── SUPPLIED INFORMATION ──
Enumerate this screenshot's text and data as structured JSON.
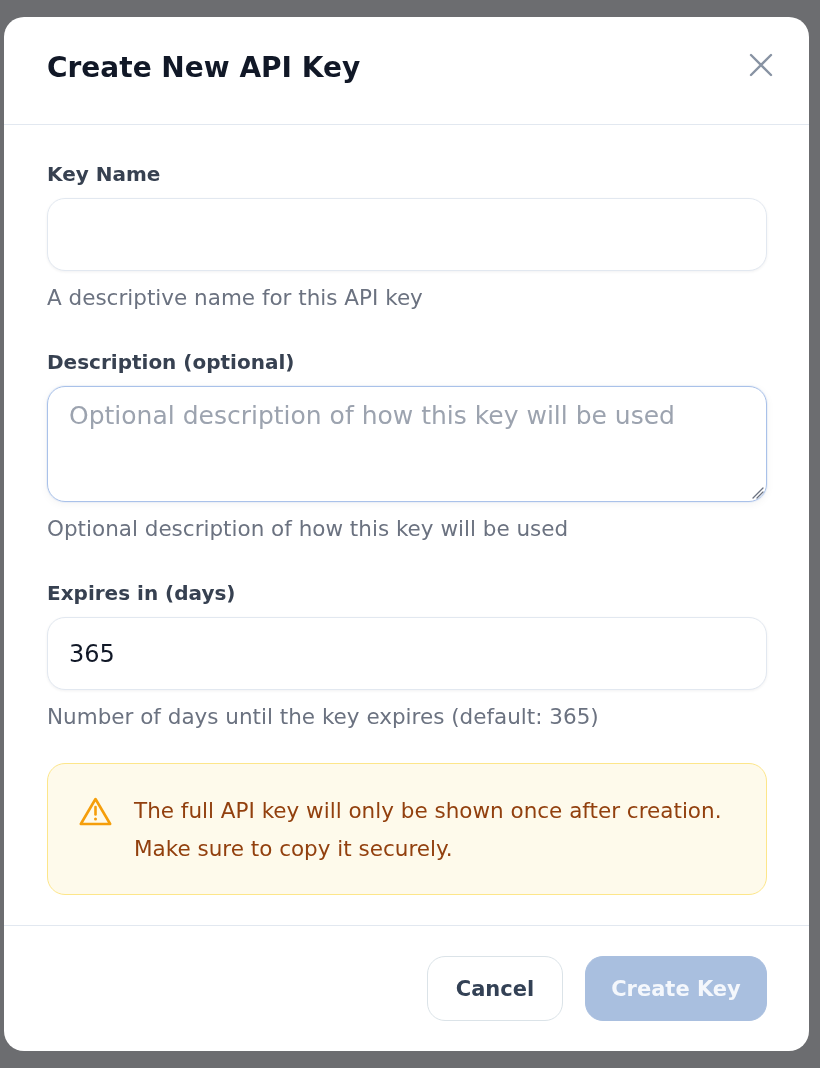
{
  "dialog": {
    "title": "Create New API Key"
  },
  "fields": [
    {
      "kind": "input",
      "label": "Key Name",
      "hint": "A descriptive name for this API key",
      "focused": false
    },
    {
      "kind": "textarea",
      "label": "Description (optional)",
      "placeholder": "Optional description of how this key will be used",
      "hint": "Optional description of how this key will be used",
      "focused": true
    },
    {
      "kind": "input",
      "label": "Expires in (days)",
      "value": "365",
      "hint": "Number of days until the key expires (default: 365)",
      "focused": false
    }
  ],
  "warning": {
    "text": "The full API key will only be shown once after creation.\nMake sure to copy it securely."
  },
  "buttons": [
    {
      "kind": "secondary",
      "label": "Cancel",
      "disabled": false
    },
    {
      "kind": "primary",
      "label": "Create Key",
      "disabled": true
    }
  ]
}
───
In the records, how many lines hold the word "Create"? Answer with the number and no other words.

2